All the best fighters flock to UFC, and the company is able to demand that the best fighters take on the best challengers as a result. Compared boxing, a sport whose fans have been waiting for Manny Pacquaio to fight Floyd Mayweather Jr. for years, mixed-martial arts is in a prime position to gain more and more fans. But that doesn't make it fit for the mainstream.

In the UFC's network television debut, the biggest flaws of the sport were revealed. The UFC promoted the event as one of the most important fights ever for the company. In the one-hour, one-fight special on Fox, challenger Junior Dos Santos fought Cain Velasquez for the UFC Heavyweight Championship.

After all the hype, the fight ended in 64 seconds, revealing one of the greatest weaknesses of UFC competitions. UFC fights are either extremely technical grappling matches that change momentum in the blink of an eye, or they feature a flash knockout early into the fight. The UFC's network television debut, Velasquez vs. Dos Santos, was the later.

The problem is that few people are interested enough to watch the intricacies of Greco-Roman wresting or Brazilian jiu-jitsu.

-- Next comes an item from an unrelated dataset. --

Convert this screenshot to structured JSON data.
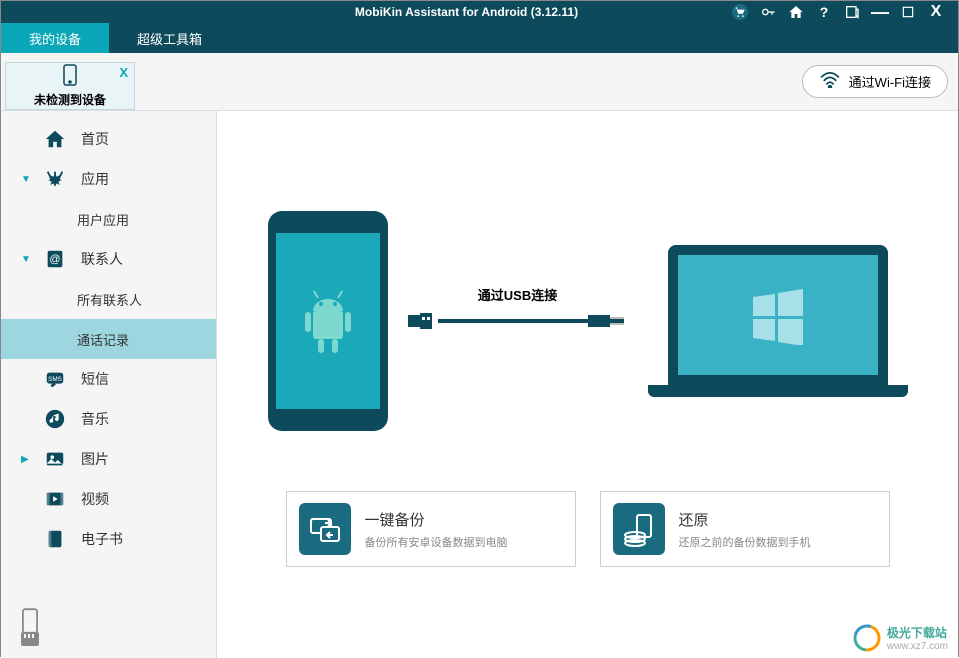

There are too many limbs, too many possibilities, and while the fighters struggle to position themselves for a submission maneuver, most fans are left bored by the stalemate.

On the opposite end of the spectrum, you have what happened in Velasquez vs. Dos Santos. The fight is hyped for several weeks, only to be finished early into the first round. That's the thing about the tiny gloves and no holds barred atmosphere of a UFC competition - flash knockdowns are more common than in boxing, and, because of it, great toe-to-toe competitions are lost.

The flaws of the extreme nature of the sport are only compounded by the quick turnover of UFC champions. The most prominent fighters in the sport haven't been able to defend their championships more than just a few times. Of course, there are a few exceptions to the rule, such as Anderson Silva or George St. Pierre, but for the most part, flash knockdowns and the unpredictable nature of mixed-martial arts make it hard for any fan to keep up. Look at Velasquez, who had won his UFC Heavyweight Championship just one fight before losing it to Dos Santos in 64 seconds.

It's not the management of the UFC that will prohibit the sport from moving forward. The UFC will continue to expand its brand name recognition, and people will continue to tune in and watch the big fights. Mixed-martial arts isn't going anywhere anytime soon, and, therefore, UFC won't be going anywhere either. But as for UFC being part of a dinner conversation in most American homes, that will never, ever happen. The sport is too volatile on too many levels.